Huteng Dance, or Heaping Dance of the Northern Nomads in English was a male solo dance popular among the northwestern ethnic minority groups in the ancient State of Shi (somewhere near present-day Tashkent). It was introduced into the Central Plains in the Northern Dynasties. During the Tang Dynasty, the areas along the Hexi Corridor became a trade center where ethnic minority people and those from the Central Plains did business. When there were deals clinched, the two parties would drink to celebrate and the businesspeople from the northern tribes would dance to add to the fun. Thus Huteng Dance gained popularity around the Hexi Corridor. Later, some changes were made to the dance, which was made a healthy court dance.

"Forceful, natural, unrestrained and humorous" are how the dance looks. The main movements include head swaying, hip twisting, and leaping while lifting the knees. The dance puts great emphasis on leg techniques. According to the vivid description of Huteng Dance by poets of the Tang Dynasty, the dancer wears a peaked tribal cap, narrow-sleeved robe with a long belt bearing grape motifs around the waist, and brocade boots, performing the dance on a carpet. When jumping, the dancer looks like a flying bird, with his belt giving out sounds. The accompanying instruments include flute and pipa, etc.

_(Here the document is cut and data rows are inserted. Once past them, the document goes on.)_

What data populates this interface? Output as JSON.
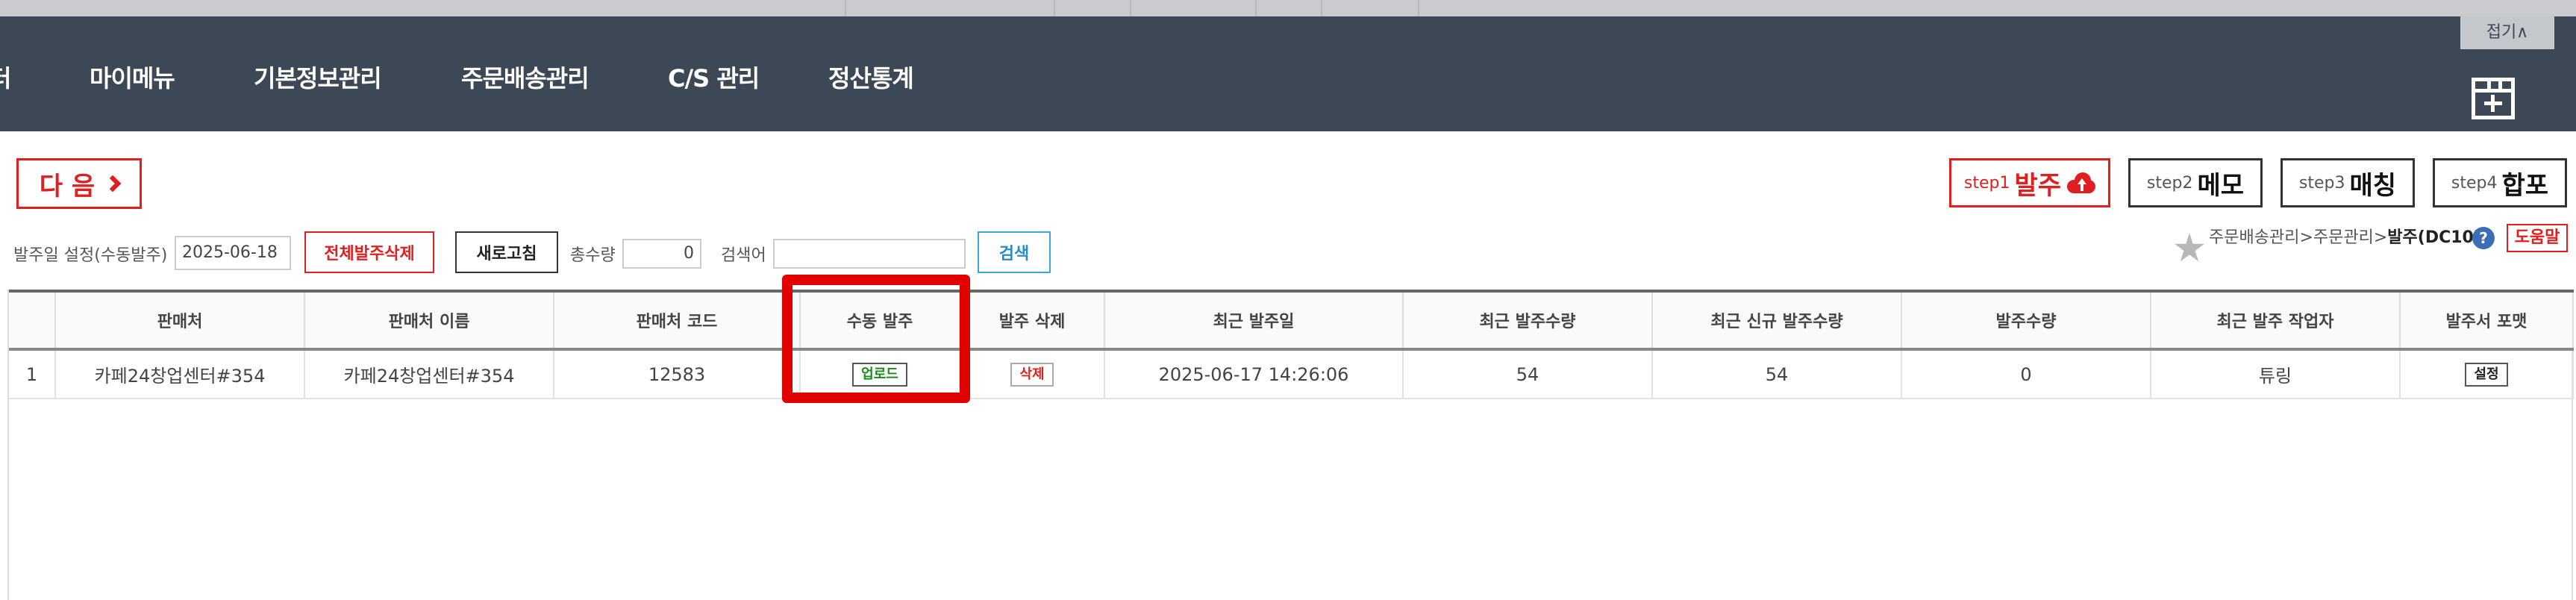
{
  "nav": {
    "partial_item": "터",
    "items": [
      "마이메뉴",
      "기본정보관리",
      "주문배송관리",
      "C/S 관리",
      "정산통계"
    ],
    "fold_label": "접기∧"
  },
  "toolbar": {
    "next_label": "다 음",
    "steps": [
      {
        "small": "step1",
        "big": "발주"
      },
      {
        "small": "step2",
        "big": "메모"
      },
      {
        "small": "step3",
        "big": "매칭"
      },
      {
        "small": "step4",
        "big": "합포"
      }
    ]
  },
  "filters": {
    "date_label": "발주일 설정(수동발주)",
    "date_value": "2025-06-18",
    "delete_all_label": "전체발주삭제",
    "refresh_label": "새로고침",
    "total_qty_label": "총수량",
    "total_qty_value": "0",
    "search_label": "검색어",
    "search_value": "",
    "search_button": "검색"
  },
  "breadcrumb": {
    "path": "주문배송관리>주문관리>",
    "current": "발주(DC10)",
    "help_icon": "?",
    "help_label": "도움말"
  },
  "table": {
    "headers": [
      "",
      "판매처",
      "판매처 이름",
      "판매처 코드",
      "수동 발주",
      "발주 삭제",
      "최근 발주일",
      "최근 발주수량",
      "최근 신규 발주수량",
      "발주수량",
      "최근 발주 작업자",
      "발주서 포맷"
    ],
    "rows": [
      {
        "no": "1",
        "seller": "카페24창업센터#354",
        "seller_name": "카페24창업센터#354",
        "seller_code": "12583",
        "upload_btn": "업로드",
        "delete_btn": "삭제",
        "last_date": "2025-06-17 14:26:06",
        "last_qty": "54",
        "last_new_qty": "54",
        "order_qty": "0",
        "worker": "튜링",
        "format_btn": "설정"
      }
    ]
  },
  "colors": {
    "nav_bg": "#3c4856",
    "accent_red": "#e02020",
    "highlight_red": "#e00000",
    "search_blue": "#3fa6d8"
  },
  "icons": [
    "chevron-right-icon",
    "upload-cloud-icon",
    "grid-add-icon",
    "star-icon",
    "help-icon"
  ]
}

A lot of movements in Huteng Dance were later absorbed in martial arts, enriching wushu movements